Items from an interface collection
···
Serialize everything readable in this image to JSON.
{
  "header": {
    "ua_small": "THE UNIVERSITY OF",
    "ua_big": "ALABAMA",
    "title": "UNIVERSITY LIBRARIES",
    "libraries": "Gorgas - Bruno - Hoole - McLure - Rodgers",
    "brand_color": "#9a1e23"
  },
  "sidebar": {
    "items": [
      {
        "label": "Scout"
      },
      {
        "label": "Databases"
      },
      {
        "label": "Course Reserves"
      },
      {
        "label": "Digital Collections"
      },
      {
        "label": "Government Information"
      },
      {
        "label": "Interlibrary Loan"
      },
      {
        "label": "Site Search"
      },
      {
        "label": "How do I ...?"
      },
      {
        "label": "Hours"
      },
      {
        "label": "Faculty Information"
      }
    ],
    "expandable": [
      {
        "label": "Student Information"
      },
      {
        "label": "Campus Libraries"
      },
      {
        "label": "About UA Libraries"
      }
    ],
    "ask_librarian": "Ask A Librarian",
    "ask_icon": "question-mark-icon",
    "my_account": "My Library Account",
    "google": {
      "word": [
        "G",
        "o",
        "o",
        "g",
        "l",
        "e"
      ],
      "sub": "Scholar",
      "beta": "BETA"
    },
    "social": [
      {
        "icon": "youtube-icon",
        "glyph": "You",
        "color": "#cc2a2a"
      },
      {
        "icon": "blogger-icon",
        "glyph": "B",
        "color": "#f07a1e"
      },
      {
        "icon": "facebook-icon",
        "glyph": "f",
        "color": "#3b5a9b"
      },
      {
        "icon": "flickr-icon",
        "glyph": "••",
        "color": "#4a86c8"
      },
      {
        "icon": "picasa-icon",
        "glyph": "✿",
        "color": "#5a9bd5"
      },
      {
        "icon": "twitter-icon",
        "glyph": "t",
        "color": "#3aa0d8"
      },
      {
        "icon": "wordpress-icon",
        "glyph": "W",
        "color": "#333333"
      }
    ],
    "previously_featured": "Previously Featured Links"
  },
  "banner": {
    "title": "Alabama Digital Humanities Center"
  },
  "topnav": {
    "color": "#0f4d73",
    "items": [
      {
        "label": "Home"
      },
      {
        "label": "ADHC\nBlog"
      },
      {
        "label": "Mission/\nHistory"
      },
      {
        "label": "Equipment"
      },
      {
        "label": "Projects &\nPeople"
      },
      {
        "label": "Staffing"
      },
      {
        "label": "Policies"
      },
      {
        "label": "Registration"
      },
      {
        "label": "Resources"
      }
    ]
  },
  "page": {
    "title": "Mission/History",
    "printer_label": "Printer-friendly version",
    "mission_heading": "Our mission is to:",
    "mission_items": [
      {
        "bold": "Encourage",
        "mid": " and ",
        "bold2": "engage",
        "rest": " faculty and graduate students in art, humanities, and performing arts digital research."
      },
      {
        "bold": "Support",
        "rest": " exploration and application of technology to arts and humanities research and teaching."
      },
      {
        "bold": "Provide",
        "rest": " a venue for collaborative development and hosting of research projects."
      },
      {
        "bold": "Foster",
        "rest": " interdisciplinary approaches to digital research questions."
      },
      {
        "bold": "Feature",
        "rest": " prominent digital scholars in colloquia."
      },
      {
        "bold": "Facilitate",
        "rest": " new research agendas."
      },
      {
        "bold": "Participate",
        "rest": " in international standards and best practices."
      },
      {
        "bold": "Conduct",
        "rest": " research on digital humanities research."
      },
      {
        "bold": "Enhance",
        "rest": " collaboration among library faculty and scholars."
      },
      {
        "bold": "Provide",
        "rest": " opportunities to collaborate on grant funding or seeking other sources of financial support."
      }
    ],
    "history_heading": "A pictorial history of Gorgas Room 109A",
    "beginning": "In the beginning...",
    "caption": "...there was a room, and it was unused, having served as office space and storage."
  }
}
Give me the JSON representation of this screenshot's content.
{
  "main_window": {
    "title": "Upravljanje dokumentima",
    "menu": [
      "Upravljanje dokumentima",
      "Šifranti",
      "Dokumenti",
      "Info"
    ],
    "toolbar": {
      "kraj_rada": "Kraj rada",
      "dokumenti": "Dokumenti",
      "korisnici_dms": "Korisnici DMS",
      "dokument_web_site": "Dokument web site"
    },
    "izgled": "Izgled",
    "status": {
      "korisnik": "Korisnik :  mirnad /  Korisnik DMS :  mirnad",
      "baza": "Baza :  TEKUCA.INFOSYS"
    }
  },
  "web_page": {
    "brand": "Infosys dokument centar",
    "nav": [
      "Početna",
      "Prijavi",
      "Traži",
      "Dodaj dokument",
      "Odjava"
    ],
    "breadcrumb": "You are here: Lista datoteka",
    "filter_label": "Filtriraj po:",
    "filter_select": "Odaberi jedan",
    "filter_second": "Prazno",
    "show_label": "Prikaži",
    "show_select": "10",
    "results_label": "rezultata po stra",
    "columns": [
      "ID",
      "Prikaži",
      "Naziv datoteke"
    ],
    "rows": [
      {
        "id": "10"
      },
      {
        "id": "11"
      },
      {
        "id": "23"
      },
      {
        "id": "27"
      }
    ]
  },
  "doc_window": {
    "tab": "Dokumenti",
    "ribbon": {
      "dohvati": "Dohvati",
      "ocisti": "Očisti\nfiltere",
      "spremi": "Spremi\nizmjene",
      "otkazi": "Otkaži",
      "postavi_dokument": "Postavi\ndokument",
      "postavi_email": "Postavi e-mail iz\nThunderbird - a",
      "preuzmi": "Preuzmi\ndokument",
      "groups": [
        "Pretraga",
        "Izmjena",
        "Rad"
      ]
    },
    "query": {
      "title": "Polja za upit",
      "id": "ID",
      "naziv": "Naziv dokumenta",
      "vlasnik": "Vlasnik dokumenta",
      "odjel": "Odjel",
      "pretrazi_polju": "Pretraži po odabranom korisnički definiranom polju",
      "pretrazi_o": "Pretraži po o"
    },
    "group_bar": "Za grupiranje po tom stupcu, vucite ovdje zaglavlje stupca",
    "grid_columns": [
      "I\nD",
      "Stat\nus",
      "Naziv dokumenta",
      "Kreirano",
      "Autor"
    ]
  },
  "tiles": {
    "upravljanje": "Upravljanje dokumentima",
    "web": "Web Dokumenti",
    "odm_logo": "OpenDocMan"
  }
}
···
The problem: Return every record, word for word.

Your response:
Serialize everything readable in this image to JSON.
{
  "header": {
    "ua_small": "THE UNIVERSITY OF",
    "ua_big": "ALABAMA",
    "title": "UNIVERSITY LIBRARIES",
    "libraries": "Gorgas - Bruno - Hoole - McLure - Rodgers",
    "brand_color": "#9a1e23"
  },
  "sidebar": {
    "items": [
      {
        "label": "Scout"
      },
      {
        "label": "Databases"
      },
      {
        "label": "Course Reserves"
      },
      {
        "label": "Digital Collections"
      },
      {
        "label": "Government Information"
      },
      {
        "label": "Interlibrary Loan"
      },
      {
        "label": "Site Search"
      },
      {
        "label": "How do I ...?"
      },
      {
        "label": "Hours"
      },
      {
        "label": "Faculty Information"
      }
    ],
    "expandable": [
      {
        "label": "Student Information"
      },
      {
        "label": "Campus Libraries"
      },
      {
        "label": "About UA Libraries"
      }
    ],
    "ask_librarian": "Ask A Librarian",
    "ask_icon": "question-mark-icon",
    "my_account": "My Library Account",
    "google": {
      "word": [
        "G",
        "o",
        "o",
        "g",
        "l",
        "e"
      ],
      "sub": "Scholar",
      "beta": "BETA"
    },
    "social": [
      {
        "icon": "youtube-icon",
        "glyph": "You",
        "color": "#cc2a2a"
      },
      {
        "icon": "blogger-icon",
        "glyph": "B",
        "color": "#f07a1e"
      },
      {
        "icon": "facebook-icon",
        "glyph": "f",
        "color": "#3b5a9b"
      },
      {
        "icon": "flickr-icon",
        "glyph": "••",
        "color": "#4a86c8"
      },
      {
        "icon": "picasa-icon",
        "glyph": "✿",
        "color": "#5a9bd5"
      },
      {
        "icon": "twitter-icon",
        "glyph": "t",
        "color": "#3aa0d8"
      },
      {
        "icon": "wordpress-icon",
        "glyph": "W",
        "color": "#333333"
      }
    ],
    "previously_featured": "Previously Featured Links"
  },
  "banner": {
    "title": "Alabama Digital Humanities Center"
  },
  "topnav": {
    "color": "#0f4d73",
    "items": [
      {
        "label": "Home"
      },
      {
        "label": "ADHC\nBlog"
      },
      {
        "label": "Mission/\nHistory"
      },
      {
        "label": "Equipment"
      },
      {
        "label": "Projects &\nPeople"
      },
      {
        "label": "Staffing"
      },
      {
        "label": "Policies"
      },
      {
        "label": "Registration"
      },
      {
        "label": "Resources"
      }
    ]
  },
  "page": {
    "title": "Mission/History",
    "printer_label": "Printer-friendly version",
    "mission_heading": "Our mission is to:",
    "mission_items": [
      {
        "bold": "Encourage",
        "mid": " and ",
        "bold2": "engage",
        "rest": " faculty and graduate students in art, humanities, and performing arts digital research."
      },
      {
        "bold": "Support",
        "rest": " exploration and application of technology to arts and humanities research and teaching."
      },
      {
        "bold": "Provide",
        "rest": " a venue for collaborative development and hosting of research projects."
      },
      {
        "bold": "Foster",
        "rest": " interdisciplinary approaches to digital research questions."
      },
      {
        "bold": "Feature",
        "rest": " prominent digital scholars in colloquia."
      },
      {
        "bold": "Facilitate",
        "rest": " new research agendas."
      },
      {
        "bold": "Participate",
        "rest": " in international standards and best practices."
      },
      {
        "bold": "Conduct",
        "rest": " research on digital humanities research."
      },
      {
        "bold": "Enhance",
        "rest": " collaboration among library faculty and scholars."
      },
      {
        "bold": "Provide",
        "rest": " opportunities to collaborate on grant funding or seeking other sources of financial support."
      }
    ],
    "history_heading": "A pictorial history of Gorgas Room 109A",
    "beginning": "In the beginning...",
    "caption": "...there was a room, and it was unused, having served as office space and storage."
  }
}
Give me the JSON representation of this screenshot's content.
{
  "main_window": {
    "title": "Upravljanje dokumentima",
    "menu": [
      "Upravljanje dokumentima",
      "Šifranti",
      "Dokumenti",
      "Info"
    ],
    "toolbar": {
      "kraj_rada": "Kraj rada",
      "dokumenti": "Dokumenti",
      "korisnici_dms": "Korisnici DMS",
      "dokument_web_site": "Dokument web site"
    },
    "izgled": "Izgled",
    "status": {
      "korisnik": "Korisnik :  mirnad /  Korisnik DMS :  mirnad",
      "baza": "Baza :  TEKUCA.INFOSYS"
    }
  },
  "web_page": {
    "brand": "Infosys dokument centar",
    "nav": [
      "Početna",
      "Prijavi",
      "Traži",
      "Dodaj dokument",
      "Odjava"
    ],
    "breadcrumb": "You are here: Lista datoteka",
    "filter_label": "Filtriraj po:",
    "filter_select": "Odaberi jedan",
    "filter_second": "Prazno",
    "show_label": "Prikaži",
    "show_select": "10",
    "results_label": "rezultata po stra",
    "columns": [
      "ID",
      "Prikaži",
      "Naziv datoteke"
    ],
    "rows": [
      {
        "id": "10"
      },
      {
        "id": "11"
      },
      {
        "id": "23"
      },
      {
        "id": "27"
      }
    ]
  },
  "doc_window": {
    "tab": "Dokumenti",
    "ribbon": {
      "dohvati": "Dohvati",
      "ocisti": "Očisti\nfiltere",
      "spremi": "Spremi\nizmjene",
      "otkazi": "Otkaži",
      "postavi_dokument": "Postavi\ndokument",
      "postavi_email": "Postavi e-mail iz\nThunderbird - a",
      "preuzmi": "Preuzmi\ndokument",
      "groups": [
        "Pretraga",
        "Izmjena",
        "Rad"
      ]
    },
    "query": {
      "title": "Polja za upit",
      "id": "ID",
      "naziv": "Naziv dokumenta",
      "vlasnik": "Vlasnik dokumenta",
      "odjel": "Odjel",
      "pretrazi_polju": "Pretraži po odabranom korisnički definiranom polju",
      "pretrazi_o": "Pretraži po o"
    },
    "group_bar": "Za grupiranje po tom stupcu, vucite ovdje zaglavlje stupca",
    "grid_columns": [
      "I\nD",
      "Stat\nus",
      "Naziv dokumenta",
      "Kreirano",
      "Autor"
    ]
  },
  "tiles": {
    "upravljanje": "Upravljanje dokumentima",
    "web": "Web Dokumenti",
    "odm_logo": "OpenDocMan"
  }
}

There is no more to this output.